The hanbok for children is of course similar to that worn by adults with a few distinctions. Children may wear what is called a ggatchi durumagi, which is a long and colorful overcoat fastened in the front with a ribbon. These coats are very splendid and have colorful sleeves decorated with alternating color patterns. In addition to this little overcoat, a cloth head wrap known as a bokgeon may also be worn. This cap is usually black and has a peaked top and fabric that extends down the back. Girls may wear a gulle, which can be black or very colorful and wraps around the head and ears.
Wedding hanbok resembles the clothing worn by the king and queen during the Joseon era. Colors can vary but the traditional colors are blue for the groom and red for the bride. The blue represents the dragon and the red, the phoenix. The dragon and phoenix represent the harmonious pairing of the male principle, represented by the aerial and amphibious Eastern dragon and the fiery and airy feminine principle that the Eastern Phoenix conveys. This is a more animated expression of the concept of yin and yang which is a philosophical tradition that extends throughout Korean society and even into the design of hanbok, too.

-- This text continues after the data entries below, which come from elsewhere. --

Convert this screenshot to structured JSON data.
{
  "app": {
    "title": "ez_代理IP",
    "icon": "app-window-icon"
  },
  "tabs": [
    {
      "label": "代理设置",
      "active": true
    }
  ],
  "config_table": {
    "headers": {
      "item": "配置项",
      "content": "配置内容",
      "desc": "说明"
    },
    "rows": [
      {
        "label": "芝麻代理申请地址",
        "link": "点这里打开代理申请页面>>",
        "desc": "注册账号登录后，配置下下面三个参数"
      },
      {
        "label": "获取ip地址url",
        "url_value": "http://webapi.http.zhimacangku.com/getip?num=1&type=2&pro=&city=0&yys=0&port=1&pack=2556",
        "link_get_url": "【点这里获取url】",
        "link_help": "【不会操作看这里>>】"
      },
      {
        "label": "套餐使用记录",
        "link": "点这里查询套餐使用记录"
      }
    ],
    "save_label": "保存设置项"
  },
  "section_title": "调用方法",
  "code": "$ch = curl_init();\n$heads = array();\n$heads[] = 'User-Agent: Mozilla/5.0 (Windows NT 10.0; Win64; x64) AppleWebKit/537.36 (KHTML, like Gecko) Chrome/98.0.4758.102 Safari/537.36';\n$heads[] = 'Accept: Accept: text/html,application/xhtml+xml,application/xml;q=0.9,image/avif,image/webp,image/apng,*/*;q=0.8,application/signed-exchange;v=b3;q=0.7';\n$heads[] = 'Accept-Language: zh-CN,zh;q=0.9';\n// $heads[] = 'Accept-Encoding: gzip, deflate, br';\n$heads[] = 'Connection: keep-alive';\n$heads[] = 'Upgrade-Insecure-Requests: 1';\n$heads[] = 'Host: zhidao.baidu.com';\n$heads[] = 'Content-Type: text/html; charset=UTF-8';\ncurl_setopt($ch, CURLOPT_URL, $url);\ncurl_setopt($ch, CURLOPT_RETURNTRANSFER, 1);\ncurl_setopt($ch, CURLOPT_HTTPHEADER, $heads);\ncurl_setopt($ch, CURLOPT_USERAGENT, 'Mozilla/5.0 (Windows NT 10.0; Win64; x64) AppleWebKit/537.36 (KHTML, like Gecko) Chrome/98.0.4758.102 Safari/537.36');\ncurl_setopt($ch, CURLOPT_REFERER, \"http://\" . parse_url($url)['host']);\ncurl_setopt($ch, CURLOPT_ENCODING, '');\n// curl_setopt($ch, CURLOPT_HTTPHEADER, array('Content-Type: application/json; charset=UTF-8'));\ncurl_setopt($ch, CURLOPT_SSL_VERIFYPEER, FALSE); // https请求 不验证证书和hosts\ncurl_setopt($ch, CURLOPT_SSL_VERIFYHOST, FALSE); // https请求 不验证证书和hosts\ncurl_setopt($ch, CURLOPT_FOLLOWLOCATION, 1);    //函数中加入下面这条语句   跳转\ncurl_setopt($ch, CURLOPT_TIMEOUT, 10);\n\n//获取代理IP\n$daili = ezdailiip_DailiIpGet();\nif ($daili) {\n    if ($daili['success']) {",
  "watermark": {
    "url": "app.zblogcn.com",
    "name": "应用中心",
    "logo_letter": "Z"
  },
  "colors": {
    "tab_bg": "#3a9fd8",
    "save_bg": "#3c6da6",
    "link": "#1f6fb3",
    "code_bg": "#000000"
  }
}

This type of hanbok is often worn during a couple’s p’yebaek or during a whole wedding ceremony depending on how traditional the service is!
For more information about Korean weddings, please visit the below page:
The Groom’s hanbok
This hanbok includes a large overcoat that is worn over another outfit, most likely standard hanbok. This overcoat is adorned with a vestigial belt around the waste that is hard and more ornamental than functional. A headdress similar to the one Korean kings would wear is also worn atop the head and a pair of black boots that reach to the knees may also be worn.
The Bride’s hanbok
The bride’s hanbok is truly exquisite. Her hair may be braided in a particular way and she will wear many hairpieces, like one long hairpin in the back just below her ears that holds flowing tapestry-like fabric adorned with intricate designs. She may also wear a large black headdress atop the head that is rounded and black and covered with gems and special pins. Over the bride’s standard hanbok or other clothing she will wear a red, flowing gown with large, wide sleeves that are lavishly ornate. The bride will also usually have two small red blush marks taped or painted on her cheeks. Another key feature is the large white fabric sheet that may be plain white or embellished with designs or Classical Chinese characters. This sheet is used to catch jujubes and chestnuts during the p’yebaek.
Traditional electrifies the modern
Come and discover the amazing and rich cultural tradition of hanbok! Whether you are exploring the palaces of Seoul or enjoying the cherry blossoms in Jeonju, or even celebrating Korean Lunar New Year, wearing hanbok is the perfect way to immerse oneself in Korean culture. Thousands of years in the making have crafted and weaved life into hanbok. A life which is as rich and illustrious today as it was during the height of the Joseon dynasty!
- “Hanbok.” Wikipedia, Wikimedia Foundation, 5 Dec. 2019, en.wikipedia.org/wiki/Hanbok.
- Ladner, Mimsie. “Hanbok: An Introduction to South Korea’s National Dress.” Culture Trip, The Culture Trip, 25 Jan. 2017, theculturetrip.com/asia/south-korea/articles/hanbok-an-introduction-to-south-koreas-national-dress/.
- “Weather 12-18-2019.” Visitkorea, english.visitkorea.or.kr/enu/AKR/AK_ENG_2_2.jsp.